Childhood obesity strategy delayed again!

The decision to postpone publishing a strategy on childhood obesity again is ‘completely unacceptable’, according to the British Medical; Association (BMA).

The Prime Minister, Theresa May, has chosen to again delay the long-awaited report until the autumn, despite the NHS chief executive, Simon Stevens, urging the Government to act on the issue.

Doctors hoped the strategy would include strong restrictions on junk-food advertising and stop supermarkets and shops placing sweets next to checkouts. However, a leaked draft report suggested some of these measures would be either abandoned or watered down, and that any report would have to wait until at least September when Parliament reconvenes.
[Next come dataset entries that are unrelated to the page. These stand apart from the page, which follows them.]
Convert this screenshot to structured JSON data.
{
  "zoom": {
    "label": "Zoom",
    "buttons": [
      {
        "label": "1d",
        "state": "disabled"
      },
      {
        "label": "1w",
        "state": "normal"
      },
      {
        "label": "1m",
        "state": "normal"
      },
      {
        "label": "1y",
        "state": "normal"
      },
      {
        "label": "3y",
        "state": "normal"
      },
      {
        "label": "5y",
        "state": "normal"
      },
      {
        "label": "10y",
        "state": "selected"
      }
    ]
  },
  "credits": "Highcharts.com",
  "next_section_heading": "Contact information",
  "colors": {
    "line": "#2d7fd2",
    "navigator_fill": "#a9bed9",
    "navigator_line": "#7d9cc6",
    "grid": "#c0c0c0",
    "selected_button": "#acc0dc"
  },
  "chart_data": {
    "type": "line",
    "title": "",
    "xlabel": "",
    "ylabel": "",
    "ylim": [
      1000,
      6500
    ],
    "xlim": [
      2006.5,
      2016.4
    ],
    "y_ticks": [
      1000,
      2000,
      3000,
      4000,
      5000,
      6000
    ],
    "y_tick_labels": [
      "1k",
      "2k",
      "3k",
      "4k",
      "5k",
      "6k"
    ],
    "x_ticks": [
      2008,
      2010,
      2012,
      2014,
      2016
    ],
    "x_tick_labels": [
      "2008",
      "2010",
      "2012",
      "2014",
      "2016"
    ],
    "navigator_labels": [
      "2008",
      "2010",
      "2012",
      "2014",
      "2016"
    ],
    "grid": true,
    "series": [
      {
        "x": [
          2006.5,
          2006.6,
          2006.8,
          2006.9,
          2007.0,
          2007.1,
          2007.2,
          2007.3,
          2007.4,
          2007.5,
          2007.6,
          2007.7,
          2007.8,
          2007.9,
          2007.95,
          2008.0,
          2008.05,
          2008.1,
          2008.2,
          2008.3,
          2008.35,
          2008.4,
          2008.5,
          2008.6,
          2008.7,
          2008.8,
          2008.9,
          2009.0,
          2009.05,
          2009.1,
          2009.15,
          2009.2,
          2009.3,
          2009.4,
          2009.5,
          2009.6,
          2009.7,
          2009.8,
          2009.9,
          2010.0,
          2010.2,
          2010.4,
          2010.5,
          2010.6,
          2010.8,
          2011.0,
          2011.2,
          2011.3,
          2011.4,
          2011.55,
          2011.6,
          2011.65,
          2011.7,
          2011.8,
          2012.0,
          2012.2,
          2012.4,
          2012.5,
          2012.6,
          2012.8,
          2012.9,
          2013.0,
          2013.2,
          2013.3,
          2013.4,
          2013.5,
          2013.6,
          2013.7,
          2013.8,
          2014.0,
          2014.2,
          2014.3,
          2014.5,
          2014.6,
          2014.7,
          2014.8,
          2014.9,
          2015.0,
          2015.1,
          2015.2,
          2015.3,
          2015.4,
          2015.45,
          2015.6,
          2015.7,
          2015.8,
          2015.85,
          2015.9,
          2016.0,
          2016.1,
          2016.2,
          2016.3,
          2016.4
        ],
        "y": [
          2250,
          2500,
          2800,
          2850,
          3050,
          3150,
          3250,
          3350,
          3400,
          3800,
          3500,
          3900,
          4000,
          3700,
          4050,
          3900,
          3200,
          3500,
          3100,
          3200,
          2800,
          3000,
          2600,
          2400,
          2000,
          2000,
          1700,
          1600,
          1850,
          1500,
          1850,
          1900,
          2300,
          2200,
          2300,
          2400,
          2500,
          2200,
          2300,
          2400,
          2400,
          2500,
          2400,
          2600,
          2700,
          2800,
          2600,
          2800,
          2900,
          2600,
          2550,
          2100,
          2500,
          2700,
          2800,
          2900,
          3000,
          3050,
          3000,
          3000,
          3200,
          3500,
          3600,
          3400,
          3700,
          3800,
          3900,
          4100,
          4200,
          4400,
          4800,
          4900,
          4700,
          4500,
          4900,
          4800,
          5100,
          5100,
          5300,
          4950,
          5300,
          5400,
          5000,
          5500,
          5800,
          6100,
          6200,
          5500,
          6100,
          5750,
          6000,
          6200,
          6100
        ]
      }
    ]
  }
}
  • One in 10 children are obese when they start primary school – a figure that rises to one in five by the end of the primary years. (Health and Social Care Information Centre figures)
  • Figures released in June suggest there are more than 500 children in England and Wales now diagnosed with Type 2 diabetes.

Professor Kumar of the BMA stated: ‘Doctors are increasingly concerned about the impact of poor diet, which causes up to 70,000 deaths a year and has a greater impact on the NHS budget than alcohol consumption, smoking and physical inactivity combined.’

‘Overweight children become overweight adults, and are far more likely to develop conditions such as diabetes and heart disease. It is vital for the health of our next generation that the Government produces a robust and forward-thinking strategy with targets, backed up by legislation, which work to reduce the amount of sugar, saturated fat and salt in our food. It must restrict junk-food marketing that targets children, and should implement its promised sugar tax on soft drinks.

‘The Government’s strategy was due to be published a year ago – every day that it is delayed is a day that the Government is letting our children down.’

A spokesman for the Department of Health said the Government was ‘absolutely committed to tackling public health challenges’.